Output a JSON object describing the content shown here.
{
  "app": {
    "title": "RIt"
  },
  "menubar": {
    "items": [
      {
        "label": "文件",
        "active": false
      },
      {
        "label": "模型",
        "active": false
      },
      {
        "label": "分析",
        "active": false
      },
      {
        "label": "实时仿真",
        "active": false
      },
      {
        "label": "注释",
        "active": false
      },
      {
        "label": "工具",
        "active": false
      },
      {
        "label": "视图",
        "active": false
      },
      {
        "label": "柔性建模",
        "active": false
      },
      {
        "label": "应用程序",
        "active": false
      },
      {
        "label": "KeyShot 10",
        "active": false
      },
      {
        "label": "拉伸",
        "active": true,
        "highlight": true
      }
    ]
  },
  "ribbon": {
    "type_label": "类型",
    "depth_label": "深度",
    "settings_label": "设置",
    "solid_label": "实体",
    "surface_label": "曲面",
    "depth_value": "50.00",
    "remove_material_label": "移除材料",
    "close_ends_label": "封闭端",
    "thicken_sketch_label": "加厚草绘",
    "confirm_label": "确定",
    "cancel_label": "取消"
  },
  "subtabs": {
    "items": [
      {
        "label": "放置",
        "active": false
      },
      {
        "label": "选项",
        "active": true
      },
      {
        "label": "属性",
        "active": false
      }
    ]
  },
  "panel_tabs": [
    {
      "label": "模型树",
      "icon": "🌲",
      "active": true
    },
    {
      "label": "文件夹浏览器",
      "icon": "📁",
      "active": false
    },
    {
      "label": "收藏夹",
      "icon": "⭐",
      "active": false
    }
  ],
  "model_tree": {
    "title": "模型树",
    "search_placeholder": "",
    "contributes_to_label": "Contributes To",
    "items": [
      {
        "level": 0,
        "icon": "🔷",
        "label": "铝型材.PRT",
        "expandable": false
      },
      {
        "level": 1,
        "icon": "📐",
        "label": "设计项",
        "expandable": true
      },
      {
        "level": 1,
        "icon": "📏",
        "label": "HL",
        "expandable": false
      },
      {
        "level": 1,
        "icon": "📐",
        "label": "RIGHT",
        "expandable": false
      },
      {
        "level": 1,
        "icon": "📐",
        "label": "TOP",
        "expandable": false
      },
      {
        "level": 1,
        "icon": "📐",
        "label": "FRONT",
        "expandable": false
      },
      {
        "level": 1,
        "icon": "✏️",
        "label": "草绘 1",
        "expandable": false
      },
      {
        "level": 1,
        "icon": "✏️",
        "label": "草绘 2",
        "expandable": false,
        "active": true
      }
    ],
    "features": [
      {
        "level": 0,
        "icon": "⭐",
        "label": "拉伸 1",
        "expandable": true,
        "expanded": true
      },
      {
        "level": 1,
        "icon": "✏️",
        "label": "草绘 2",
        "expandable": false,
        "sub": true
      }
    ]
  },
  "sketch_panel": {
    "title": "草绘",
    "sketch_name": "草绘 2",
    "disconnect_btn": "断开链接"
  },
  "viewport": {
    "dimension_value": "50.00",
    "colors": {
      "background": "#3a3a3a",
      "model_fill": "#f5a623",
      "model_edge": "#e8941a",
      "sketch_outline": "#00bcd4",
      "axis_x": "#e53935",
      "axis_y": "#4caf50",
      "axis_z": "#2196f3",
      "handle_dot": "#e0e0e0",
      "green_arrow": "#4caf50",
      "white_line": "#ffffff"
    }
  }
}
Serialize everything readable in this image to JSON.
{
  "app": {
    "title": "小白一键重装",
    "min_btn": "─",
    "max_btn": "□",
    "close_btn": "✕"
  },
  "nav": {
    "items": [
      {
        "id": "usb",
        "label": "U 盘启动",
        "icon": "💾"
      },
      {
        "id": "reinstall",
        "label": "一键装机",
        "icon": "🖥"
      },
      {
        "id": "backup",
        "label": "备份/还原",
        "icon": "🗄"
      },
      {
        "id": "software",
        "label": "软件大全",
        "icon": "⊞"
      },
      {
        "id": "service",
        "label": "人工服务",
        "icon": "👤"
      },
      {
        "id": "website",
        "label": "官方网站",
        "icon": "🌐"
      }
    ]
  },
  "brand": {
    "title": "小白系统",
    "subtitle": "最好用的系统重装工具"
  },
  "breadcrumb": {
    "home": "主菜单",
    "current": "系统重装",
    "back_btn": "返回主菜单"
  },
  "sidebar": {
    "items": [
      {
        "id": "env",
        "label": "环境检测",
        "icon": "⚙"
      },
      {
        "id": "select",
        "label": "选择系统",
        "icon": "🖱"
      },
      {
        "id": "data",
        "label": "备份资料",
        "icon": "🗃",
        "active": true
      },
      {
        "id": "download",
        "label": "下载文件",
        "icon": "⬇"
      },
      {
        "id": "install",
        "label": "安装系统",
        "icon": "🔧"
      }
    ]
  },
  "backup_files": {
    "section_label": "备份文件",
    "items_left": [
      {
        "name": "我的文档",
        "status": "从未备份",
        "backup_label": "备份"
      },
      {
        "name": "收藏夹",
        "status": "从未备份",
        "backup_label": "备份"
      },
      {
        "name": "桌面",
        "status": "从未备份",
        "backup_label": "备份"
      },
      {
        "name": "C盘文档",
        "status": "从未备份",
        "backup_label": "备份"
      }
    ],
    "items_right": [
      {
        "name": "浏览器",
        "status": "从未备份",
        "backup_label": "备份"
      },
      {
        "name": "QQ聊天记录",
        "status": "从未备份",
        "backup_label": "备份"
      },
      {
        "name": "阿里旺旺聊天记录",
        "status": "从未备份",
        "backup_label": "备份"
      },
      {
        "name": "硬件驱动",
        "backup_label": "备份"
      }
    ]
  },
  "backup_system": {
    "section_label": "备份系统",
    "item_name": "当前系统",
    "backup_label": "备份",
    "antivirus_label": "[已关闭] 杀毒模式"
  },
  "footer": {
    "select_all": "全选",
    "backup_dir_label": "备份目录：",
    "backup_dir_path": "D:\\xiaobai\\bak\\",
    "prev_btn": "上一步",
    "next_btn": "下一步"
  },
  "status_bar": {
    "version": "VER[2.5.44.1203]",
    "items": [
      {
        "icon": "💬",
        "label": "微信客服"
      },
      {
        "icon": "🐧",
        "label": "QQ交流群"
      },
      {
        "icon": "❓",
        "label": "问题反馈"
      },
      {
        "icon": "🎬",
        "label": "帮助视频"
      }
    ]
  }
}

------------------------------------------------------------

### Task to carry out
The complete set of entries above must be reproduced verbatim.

### Response
Output a JSON object describing the content shown here.
{
  "app": {
    "title": "RIt"
  },
  "menubar": {
    "items": [
      {
        "label": "文件",
        "active": false
      },
      {
        "label": "模型",
        "active": false
      },
      {
        "label": "分析",
        "active": false
      },
      {
        "label": "实时仿真",
        "active": false
      },
      {
        "label": "注释",
        "active": false
      },
      {
        "label": "工具",
        "active": false
      },
      {
        "label": "视图",
        "active": false
      },
      {
        "label": "柔性建模",
        "active": false
      },
      {
        "label": "应用程序",
        "active": false
      },
      {
        "label": "KeyShot 10",
        "active": false
      },
      {
        "label": "拉伸",
        "active": true,
        "highlight": true
      }
    ]
  },
  "ribbon": {
    "type_label": "类型",
    "depth_label": "深度",
    "settings_label": "设置",
    "solid_label": "实体",
    "surface_label": "曲面",
    "depth_value": "50.00",
    "remove_material_label": "移除材料",
    "close_ends_label": "封闭端",
    "thicken_sketch_label": "加厚草绘",
    "confirm_label": "确定",
    "cancel_label": "取消"
  },
  "subtabs": {
    "items": [
      {
        "label": "放置",
        "active": false
      },
      {
        "label": "选项",
        "active": true
      },
      {
        "label": "属性",
        "active": false
      }
    ]
  },
  "panel_tabs": [
    {
      "label": "模型树",
      "icon": "🌲",
      "active": true
    },
    {
      "label": "文件夹浏览器",
      "icon": "📁",
      "active": false
    },
    {
      "label": "收藏夹",
      "icon": "⭐",
      "active": false
    }
  ],
  "model_tree": {
    "title": "模型树",
    "search_placeholder": "",
    "contributes_to_label": "Contributes To",
    "items": [
      {
        "level": 0,
        "icon": "🔷",
        "label": "铝型材.PRT",
        "expandable": false
      },
      {
        "level": 1,
        "icon": "📐",
        "label": "设计项",
        "expandable": true
      },
      {
        "level": 1,
        "icon": "📏",
        "label": "HL",
        "expandable": false
      },
      {
        "level": 1,
        "icon": "📐",
        "label": "RIGHT",
        "expandable": false
      },
      {
        "level": 1,
        "icon": "📐",
        "label": "TOP",
        "expandable": false
      },
      {
        "level": 1,
        "icon": "📐",
        "label": "FRONT",
        "expandable": false
      },
      {
        "level": 1,
        "icon": "✏️",
        "label": "草绘 1",
        "expandable": false
      },
      {
        "level": 1,
        "icon": "✏️",
        "label": "草绘 2",
        "expandable": false,
        "active": true
      }
    ],
    "features": [
      {
        "level": 0,
        "icon": "⭐",
        "label": "拉伸 1",
        "expandable": true,
        "expanded": true
      },
      {
        "level": 1,
        "icon": "✏️",
        "label": "草绘 2",
        "expandable": false,
        "sub": true
      }
    ]
  },
  "sketch_panel": {
    "title": "草绘",
    "sketch_name": "草绘 2",
    "disconnect_btn": "断开链接"
  },
  "viewport": {
    "dimension_value": "50.00",
    "colors": {
      "background": "#3a3a3a",
      "model_fill": "#f5a623",
      "model_edge": "#e8941a",
      "sketch_outline": "#00bcd4",
      "axis_x": "#e53935",
      "axis_y": "#4caf50",
      "axis_z": "#2196f3",
      "handle_dot": "#e0e0e0",
      "green_arrow": "#4caf50",
      "white_line": "#ffffff"
    }
  }
}
Serialize everything readable in this image to JSON.
{
  "app": {
    "title": "小白一键重装",
    "min_btn": "─",
    "max_btn": "□",
    "close_btn": "✕"
  },
  "nav": {
    "items": [
      {
        "id": "usb",
        "label": "U 盘启动",
        "icon": "💾"
      },
      {
        "id": "reinstall",
        "label": "一键装机",
        "icon": "🖥"
      },
      {
        "id": "backup",
        "label": "备份/还原",
        "icon": "🗄"
      },
      {
        "id": "software",
        "label": "软件大全",
        "icon": "⊞"
      },
      {
        "id": "service",
        "label": "人工服务",
        "icon": "👤"
      },
      {
        "id": "website",
        "label": "官方网站",
        "icon": "🌐"
      }
    ]
  },
  "brand": {
    "title": "小白系统",
    "subtitle": "最好用的系统重装工具"
  },
  "breadcrumb": {
    "home": "主菜单",
    "current": "系统重装",
    "back_btn": "返回主菜单"
  },
  "sidebar": {
    "items": [
      {
        "id": "env",
        "label": "环境检测",
        "icon": "⚙"
      },
      {
        "id": "select",
        "label": "选择系统",
        "icon": "🖱"
      },
      {
        "id": "data",
        "label": "备份资料",
        "icon": "🗃",
        "active": true
      },
      {
        "id": "download",
        "label": "下载文件",
        "icon": "⬇"
      },
      {
        "id": "install",
        "label": "安装系统",
        "icon": "🔧"
      }
    ]
  },
  "backup_files": {
    "section_label": "备份文件",
    "items_left": [
      {
        "name": "我的文档",
        "status": "从未备份",
        "backup_label": "备份"
      },
      {
        "name": "收藏夹",
        "status": "从未备份",
        "backup_label": "备份"
      },
      {
        "name": "桌面",
        "status": "从未备份",
        "backup_label": "备份"
      },
      {
        "name": "C盘文档",
        "status": "从未备份",
        "backup_label": "备份"
      }
    ],
    "items_right": [
      {
        "name": "浏览器",
        "status": "从未备份",
        "backup_label": "备份"
      },
      {
        "name": "QQ聊天记录",
        "status": "从未备份",
        "backup_label": "备份"
      },
      {
        "name": "阿里旺旺聊天记录",
        "status": "从未备份",
        "backup_label": "备份"
      },
      {
        "name": "硬件驱动",
        "backup_label": "备份"
      }
    ]
  },
  "backup_system": {
    "section_label": "备份系统",
    "item_name": "当前系统",
    "backup_label": "备份",
    "antivirus_label": "[已关闭] 杀毒模式"
  },
  "footer": {
    "select_all": "全选",
    "backup_dir_label": "备份目录：",
    "backup_dir_path": "D:\\xiaobai\\bak\\",
    "prev_btn": "上一步",
    "next_btn": "下一步"
  },
  "status_bar": {
    "version": "VER[2.5.44.1203]",
    "items": [
      {
        "icon": "💬",
        "label": "微信客服"
      },
      {
        "icon": "🐧",
        "label": "QQ交流群"
      },
      {
        "icon": "❓",
        "label": "问题反馈"
      },
      {
        "icon": "🎬",
        "label": "帮助视频"
      }
    ]
  }
}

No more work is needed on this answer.